▶ How to complete this task:
Every record is to be printed exactly as written, and any picture in it is skipped.

──────── Records for processing

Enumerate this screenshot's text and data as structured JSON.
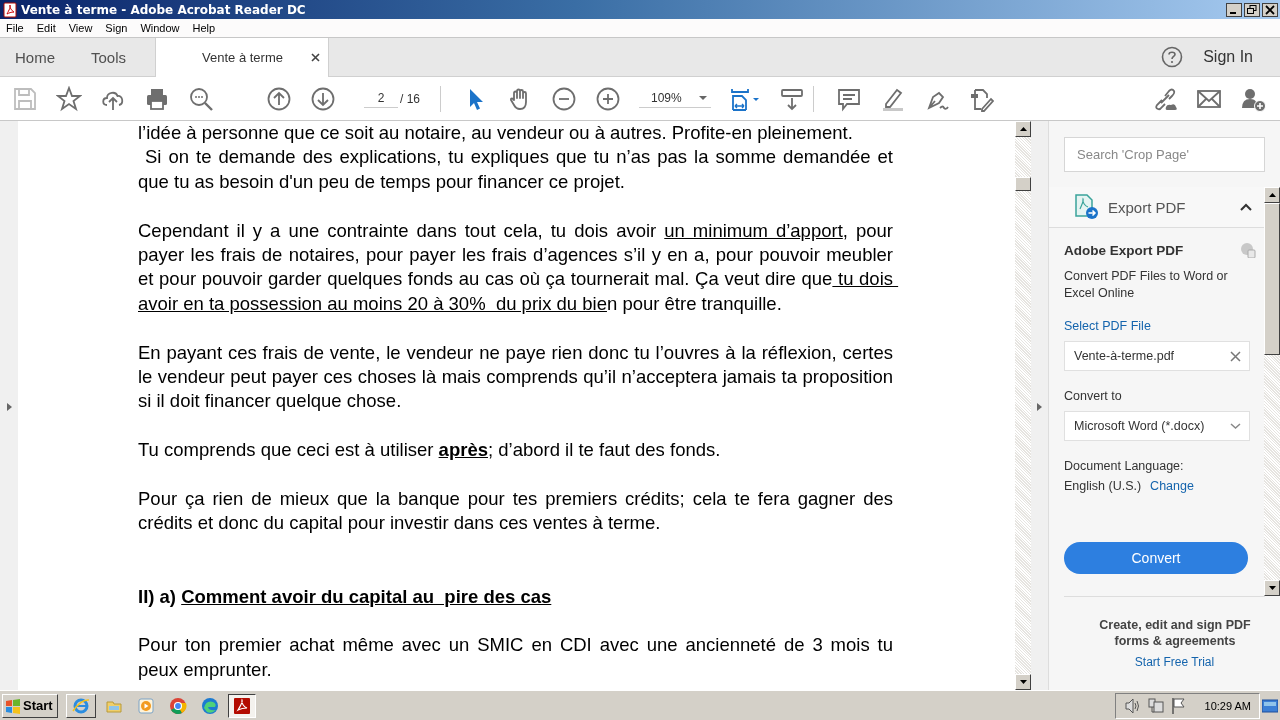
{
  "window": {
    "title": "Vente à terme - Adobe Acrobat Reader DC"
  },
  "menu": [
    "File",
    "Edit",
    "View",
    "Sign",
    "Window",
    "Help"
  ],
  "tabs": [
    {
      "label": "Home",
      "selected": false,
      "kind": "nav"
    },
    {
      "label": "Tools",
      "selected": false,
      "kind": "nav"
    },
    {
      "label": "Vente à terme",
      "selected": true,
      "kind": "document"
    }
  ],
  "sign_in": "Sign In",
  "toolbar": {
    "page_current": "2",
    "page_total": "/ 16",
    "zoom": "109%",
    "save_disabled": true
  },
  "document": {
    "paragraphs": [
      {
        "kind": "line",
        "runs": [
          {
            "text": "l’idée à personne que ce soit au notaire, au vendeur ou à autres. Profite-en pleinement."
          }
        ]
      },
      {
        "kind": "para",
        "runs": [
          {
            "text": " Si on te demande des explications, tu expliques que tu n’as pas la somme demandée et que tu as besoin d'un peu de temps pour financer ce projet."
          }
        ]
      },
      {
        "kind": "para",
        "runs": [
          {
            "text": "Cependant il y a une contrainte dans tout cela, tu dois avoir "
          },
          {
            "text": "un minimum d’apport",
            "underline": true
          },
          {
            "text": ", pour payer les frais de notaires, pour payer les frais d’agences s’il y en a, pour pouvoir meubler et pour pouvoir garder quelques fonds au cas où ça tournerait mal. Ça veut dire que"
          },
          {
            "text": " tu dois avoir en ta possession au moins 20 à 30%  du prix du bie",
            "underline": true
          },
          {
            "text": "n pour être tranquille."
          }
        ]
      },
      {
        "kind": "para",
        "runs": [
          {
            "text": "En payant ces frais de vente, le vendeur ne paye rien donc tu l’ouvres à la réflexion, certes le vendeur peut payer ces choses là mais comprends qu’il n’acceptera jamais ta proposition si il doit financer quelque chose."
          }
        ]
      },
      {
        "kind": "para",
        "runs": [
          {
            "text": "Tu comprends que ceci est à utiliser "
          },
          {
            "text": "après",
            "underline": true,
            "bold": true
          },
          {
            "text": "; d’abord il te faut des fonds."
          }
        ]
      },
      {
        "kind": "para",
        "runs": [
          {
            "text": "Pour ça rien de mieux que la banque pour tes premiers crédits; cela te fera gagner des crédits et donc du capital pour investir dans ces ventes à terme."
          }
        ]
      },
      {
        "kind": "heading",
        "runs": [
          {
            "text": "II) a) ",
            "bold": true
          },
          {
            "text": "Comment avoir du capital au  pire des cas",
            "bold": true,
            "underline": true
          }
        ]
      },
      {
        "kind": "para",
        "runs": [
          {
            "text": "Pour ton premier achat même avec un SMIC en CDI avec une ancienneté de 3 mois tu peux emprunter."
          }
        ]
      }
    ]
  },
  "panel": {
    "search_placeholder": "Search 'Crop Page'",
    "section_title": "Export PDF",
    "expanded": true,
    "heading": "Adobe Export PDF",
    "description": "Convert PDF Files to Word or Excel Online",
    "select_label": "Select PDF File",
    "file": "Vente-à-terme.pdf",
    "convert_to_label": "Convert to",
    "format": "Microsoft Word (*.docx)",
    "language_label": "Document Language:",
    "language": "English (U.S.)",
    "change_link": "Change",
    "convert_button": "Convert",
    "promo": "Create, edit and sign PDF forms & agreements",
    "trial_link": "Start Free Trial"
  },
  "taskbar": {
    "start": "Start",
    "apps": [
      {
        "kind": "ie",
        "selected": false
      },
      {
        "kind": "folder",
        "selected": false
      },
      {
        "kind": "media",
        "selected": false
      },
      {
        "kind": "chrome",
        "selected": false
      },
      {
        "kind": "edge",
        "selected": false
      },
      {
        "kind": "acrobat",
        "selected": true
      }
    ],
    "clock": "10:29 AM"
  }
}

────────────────

▶ Your response:
Enumerate this screenshot's text and data as structured JSON.
{
  "window": {
    "title": "Vente à terme - Adobe Acrobat Reader DC"
  },
  "menu": [
    "File",
    "Edit",
    "View",
    "Sign",
    "Window",
    "Help"
  ],
  "tabs": [
    {
      "label": "Home",
      "selected": false,
      "kind": "nav"
    },
    {
      "label": "Tools",
      "selected": false,
      "kind": "nav"
    },
    {
      "label": "Vente à terme",
      "selected": true,
      "kind": "document"
    }
  ],
  "sign_in": "Sign In",
  "toolbar": {
    "page_current": "2",
    "page_total": "/ 16",
    "zoom": "109%",
    "save_disabled": true
  },
  "document": {
    "paragraphs": [
      {
        "kind": "line",
        "runs": [
          {
            "text": "l’idée à personne que ce soit au notaire, au vendeur ou à autres. Profite-en pleinement."
          }
        ]
      },
      {
        "kind": "para",
        "runs": [
          {
            "text": " Si on te demande des explications, tu expliques que tu n’as pas la somme demandée et que tu as besoin d'un peu de temps pour financer ce projet."
          }
        ]
      },
      {
        "kind": "para",
        "runs": [
          {
            "text": "Cependant il y a une contrainte dans tout cela, tu dois avoir "
          },
          {
            "text": "un minimum d’apport",
            "underline": true
          },
          {
            "text": ", pour payer les frais de notaires, pour payer les frais d’agences s’il y en a, pour pouvoir meubler et pour pouvoir garder quelques fonds au cas où ça tournerait mal. Ça veut dire que"
          },
          {
            "text": " tu dois avoir en ta possession au moins 20 à 30%  du prix du bie",
            "underline": true
          },
          {
            "text": "n pour être tranquille."
          }
        ]
      },
      {
        "kind": "para",
        "runs": [
          {
            "text": "En payant ces frais de vente, le vendeur ne paye rien donc tu l’ouvres à la réflexion, certes le vendeur peut payer ces choses là mais comprends qu’il n’acceptera jamais ta proposition si il doit financer quelque chose."
          }
        ]
      },
      {
        "kind": "para",
        "runs": [
          {
            "text": "Tu comprends que ceci est à utiliser "
          },
          {
            "text": "après",
            "underline": true,
            "bold": true
          },
          {
            "text": "; d’abord il te faut des fonds."
          }
        ]
      },
      {
        "kind": "para",
        "runs": [
          {
            "text": "Pour ça rien de mieux que la banque pour tes premiers crédits; cela te fera gagner des crédits et donc du capital pour investir dans ces ventes à terme."
          }
        ]
      },
      {
        "kind": "heading",
        "runs": [
          {
            "text": "II) a) ",
            "bold": true
          },
          {
            "text": "Comment avoir du capital au  pire des cas",
            "bold": true,
            "underline": true
          }
        ]
      },
      {
        "kind": "para",
        "runs": [
          {
            "text": "Pour ton premier achat même avec un SMIC en CDI avec une ancienneté de 3 mois tu peux emprunter."
          }
        ]
      }
    ]
  },
  "panel": {
    "search_placeholder": "Search 'Crop Page'",
    "section_title": "Export PDF",
    "expanded": true,
    "heading": "Adobe Export PDF",
    "description": "Convert PDF Files to Word or Excel Online",
    "select_label": "Select PDF File",
    "file": "Vente-à-terme.pdf",
    "convert_to_label": "Convert to",
    "format": "Microsoft Word (*.docx)",
    "language_label": "Document Language:",
    "language": "English (U.S.)",
    "change_link": "Change",
    "convert_button": "Convert",
    "promo": "Create, edit and sign PDF forms & agreements",
    "trial_link": "Start Free Trial"
  },
  "taskbar": {
    "start": "Start",
    "apps": [
      {
        "kind": "ie",
        "selected": false
      },
      {
        "kind": "folder",
        "selected": false
      },
      {
        "kind": "media",
        "selected": false
      },
      {
        "kind": "chrome",
        "selected": false
      },
      {
        "kind": "edge",
        "selected": false
      },
      {
        "kind": "acrobat",
        "selected": true
      }
    ],
    "clock": "10:29 AM"
  }
}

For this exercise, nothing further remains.